=== TASK TO CARRY OUT ===
For the word "Aveo", report how many lines of the records below contain it, and nothing more.

=== ENTRIES SHOWN ===
_____
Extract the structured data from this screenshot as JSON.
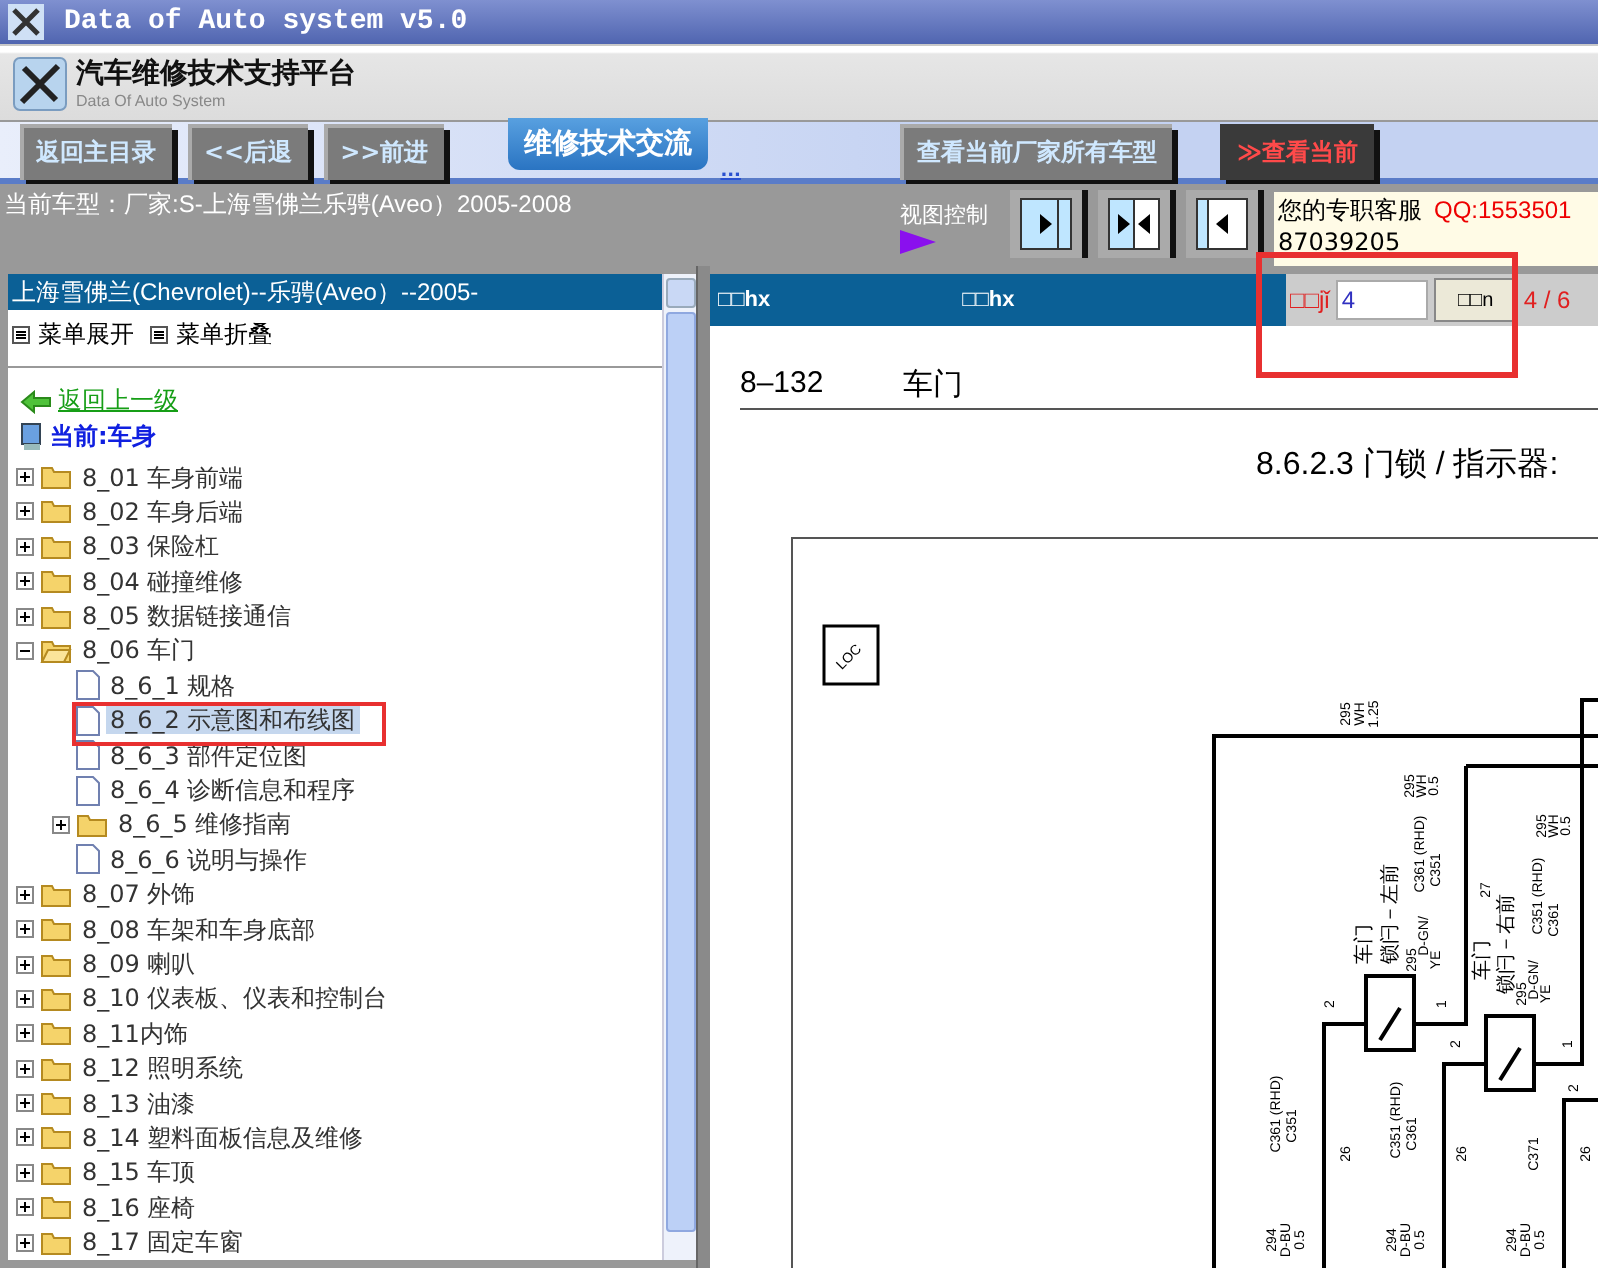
{
  "window": {
    "title": "Data of Auto system v5.0"
  },
  "header": {
    "title": "汽车维修技术支持平台",
    "subtitle": "Data Of Auto System"
  },
  "nav": {
    "buttons": [
      {
        "label": "返回主目录",
        "kind": "grey"
      },
      {
        "label": "<<后退",
        "kind": "grey"
      },
      {
        "label": ">>前进",
        "kind": "grey"
      },
      {
        "label": "维修技术交流",
        "kind": "tab"
      },
      {
        "label": "...",
        "kind": "link"
      },
      {
        "label": "查看当前厂家所有车型",
        "kind": "grey"
      },
      {
        "label": "≫查看当前",
        "kind": "red"
      }
    ]
  },
  "info_bar": {
    "current_model": "当前车型：厂家:S-上海雪佛兰乐骋(Aveo）2005-2008",
    "view_control": "视图控制",
    "service_label": "您的专职客服",
    "service_qq": "QQ:1553501",
    "service_phone": "87039205"
  },
  "sidebar": {
    "title": "上海雪佛兰(Chevrolet)--乐骋(Aveo）--2005-",
    "expand_all": "菜单展开",
    "collapse_all": "菜单折叠",
    "back_link": "返回上一级",
    "current": "当前:车身",
    "tree": [
      {
        "label": "8_01 车身前端",
        "kind": "folder",
        "expanded": false,
        "selected": false
      },
      {
        "label": "8_02 车身后端",
        "kind": "folder",
        "expanded": false,
        "selected": false
      },
      {
        "label": "8_03 保险杠",
        "kind": "folder",
        "expanded": false,
        "selected": false
      },
      {
        "label": "8_04 碰撞维修",
        "kind": "folder",
        "expanded": false,
        "selected": false
      },
      {
        "label": "8_05 数据链接通信",
        "kind": "folder",
        "expanded": false,
        "selected": false
      },
      {
        "label": "8_06 车门",
        "kind": "folder",
        "expanded": true,
        "selected": false,
        "children": [
          {
            "label": "8_6_1 规格",
            "kind": "doc",
            "selected": false
          },
          {
            "label": "8_6_2 示意图和布线图",
            "kind": "doc",
            "selected": true
          },
          {
            "label": "8_6_3 部件定位图",
            "kind": "doc",
            "selected": false
          },
          {
            "label": "8_6_4 诊断信息和程序",
            "kind": "doc",
            "selected": false
          },
          {
            "label": "8_6_5 维修指南",
            "kind": "folder",
            "expanded": false,
            "selected": false
          },
          {
            "label": "8_6_6 说明与操作",
            "kind": "doc",
            "selected": false
          }
        ]
      },
      {
        "label": "8_07 外饰",
        "kind": "folder",
        "expanded": false,
        "selected": false
      },
      {
        "label": "8_08 车架和车身底部",
        "kind": "folder",
        "expanded": false,
        "selected": false
      },
      {
        "label": "8_09 喇叭",
        "kind": "folder",
        "expanded": false,
        "selected": false
      },
      {
        "label": "8_10 仪表板、仪表和控制台",
        "kind": "folder",
        "expanded": false,
        "selected": false
      },
      {
        "label": "8_11内饰",
        "kind": "folder",
        "expanded": false,
        "selected": false
      },
      {
        "label": "8_12 照明系统",
        "kind": "folder",
        "expanded": false,
        "selected": false
      },
      {
        "label": "8_13 油漆",
        "kind": "folder",
        "expanded": false,
        "selected": false
      },
      {
        "label": "8_14 塑料面板信息及维修",
        "kind": "folder",
        "expanded": false,
        "selected": false
      },
      {
        "label": "8_15 车顶",
        "kind": "folder",
        "expanded": false,
        "selected": false
      },
      {
        "label": "8_16 座椅",
        "kind": "folder",
        "expanded": false,
        "selected": false
      },
      {
        "label": "8_17 固定车窗",
        "kind": "folder",
        "expanded": false,
        "selected": false
      }
    ]
  },
  "viewer": {
    "toolbar": {
      "label_1": "□□hx",
      "label_2": "□□hx",
      "page_label": "□□jǐ",
      "page_value": "4",
      "go_button": "□□n",
      "page_count": "4 / 6"
    },
    "page_header": {
      "number": "8–132",
      "section": "车门"
    },
    "title": "8.6.2.3 门锁 / 指示器:",
    "diagram_labels": [
      "LOC",
      "295",
      "WH",
      "1.25",
      "295",
      "WH",
      "0.5",
      "C361 (RHD)",
      "C351",
      "27",
      "车门",
      "锁闩－左前",
      "295",
      "D-GN/",
      "YE",
      "2",
      "1",
      "295",
      "WH",
      "0.5",
      "C351 (RHD)",
      "C361",
      "车门",
      "锁闩－右前",
      "295",
      "D-GN/",
      "YE",
      "2",
      "1",
      "2",
      "C361 (RHD)",
      "C351",
      "26",
      "C351 (RHD)",
      "C361",
      "26",
      "C371",
      "26",
      "294",
      "D-BU",
      "0.5",
      "294",
      "D-BU",
      "0.5",
      "294",
      "D-BU",
      "0.5"
    ]
  },
  "annotations": [
    {
      "kind": "highlight"
    },
    {
      "kind": "highlight"
    }
  ]
}
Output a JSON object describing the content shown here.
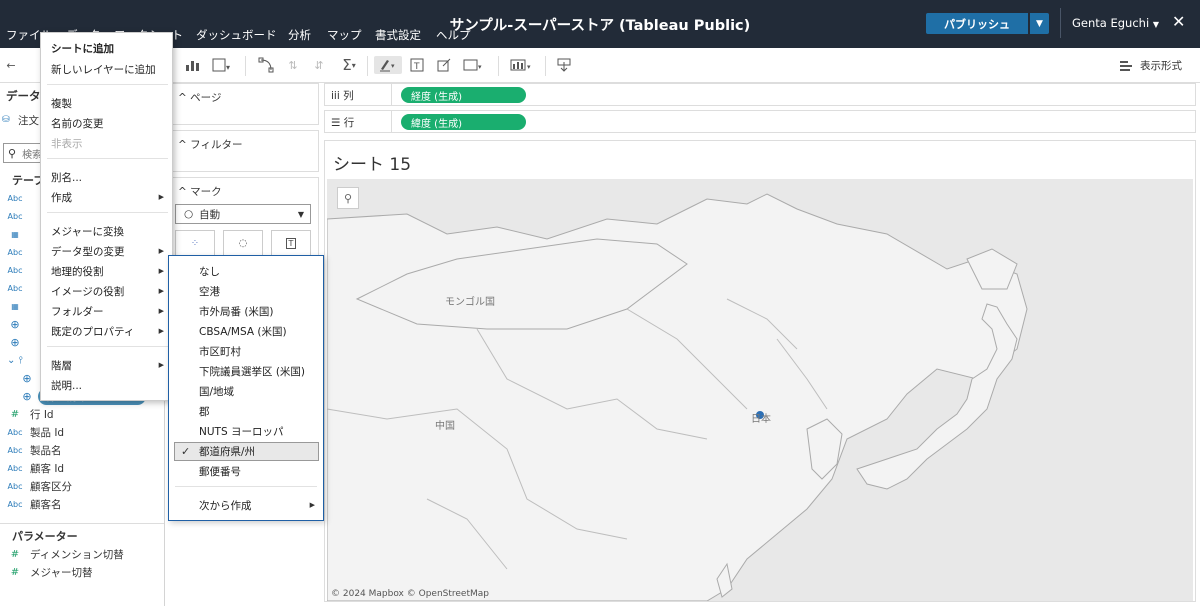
{
  "topbar": {
    "menu": [
      "ファイル",
      "データ",
      "ワークシート",
      "ダッシュボード",
      "分析",
      "マップ",
      "書式設定",
      "ヘルプ"
    ],
    "app_title": "サンプル-スーパーストア (Tableau Public)",
    "publish_label": "パブリッシュ",
    "user_name": "Genta Eguchi",
    "close_icon": "close-icon"
  },
  "toolbar": {
    "show_me_label": "表示形式"
  },
  "data_pane": {
    "header_label": "データ",
    "datasource_label": "注文",
    "search_placeholder": "検索",
    "tables_header": "テーブル",
    "fields": [
      {
        "type": "Abc",
        "name": ""
      },
      {
        "type": "Abc",
        "name": ""
      },
      {
        "type": "date",
        "name": ""
      },
      {
        "type": "Abc",
        "name": ""
      },
      {
        "type": "Abc",
        "name": ""
      },
      {
        "type": "Abc",
        "name": ""
      },
      {
        "type": "date",
        "name": ""
      },
      {
        "type": "globe",
        "name": ""
      },
      {
        "type": "globe",
        "name": ""
      },
      {
        "type": "hierarchy",
        "name": ""
      },
      {
        "type": "globe",
        "name": ""
      },
      {
        "type": "globe",
        "name": "都道府県"
      },
      {
        "type": "#",
        "name": "行 Id"
      },
      {
        "type": "Abc",
        "name": "製品 Id"
      },
      {
        "type": "Abc",
        "name": "製品名"
      },
      {
        "type": "Abc",
        "name": "顧客 Id"
      },
      {
        "type": "Abc",
        "name": "顧客区分"
      },
      {
        "type": "Abc",
        "name": "顧客名"
      }
    ],
    "parameters_header": "パラメーター",
    "parameters": [
      "ディメンション切替",
      "メジャー切替"
    ]
  },
  "cards": {
    "pages_label": "ページ",
    "filters_label": "フィルター",
    "marks_label": "マーク",
    "marks_type": "自動"
  },
  "shelves": {
    "columns_label": "列",
    "rows_label": "行",
    "columns_pill": "経度 (生成)",
    "rows_pill": "緯度 (生成)"
  },
  "view": {
    "sheet_title": "シート 15",
    "map_labels": {
      "mongolia": "モンゴル国",
      "china": "中国",
      "japan": "日本"
    },
    "attribution": "© 2024 Mapbox  © OpenStreetMap"
  },
  "context_menu": {
    "items": [
      {
        "label": "シートに追加",
        "bold": true
      },
      {
        "label": "新しいレイヤーに追加"
      },
      {
        "label": "複製"
      },
      {
        "label": "名前の変更"
      },
      {
        "label": "非表示",
        "disabled": true
      },
      {
        "label": "別名..."
      },
      {
        "label": "作成",
        "submenu": true
      },
      {
        "label": "メジャーに変換"
      },
      {
        "label": "データ型の変更",
        "submenu": true
      },
      {
        "label": "地理的役割",
        "submenu": true
      },
      {
        "label": "イメージの役割",
        "submenu": true
      },
      {
        "label": "フォルダー",
        "submenu": true
      },
      {
        "label": "既定のプロパティ",
        "submenu": true
      },
      {
        "label": "階層",
        "submenu": true
      },
      {
        "label": "説明..."
      }
    ]
  },
  "geo_submenu": {
    "items": [
      "なし",
      "空港",
      "市外局番 (米国)",
      "CBSA/MSA (米国)",
      "市区町村",
      "下院議員選挙区 (米国)",
      "国/地域",
      "郡",
      "NUTS ヨーロッパ",
      "都道府県/州",
      "郵便番号"
    ],
    "selected": "都道府県/州",
    "create_from": "次から作成"
  },
  "colors": {
    "topbar": "#222b38",
    "publish": "#1f6fa6",
    "pill": "#1aae6f",
    "highlight": "#4a90b8",
    "submenu_border": "#1f5fa5"
  }
}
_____
=== RESULT BELOW ===
2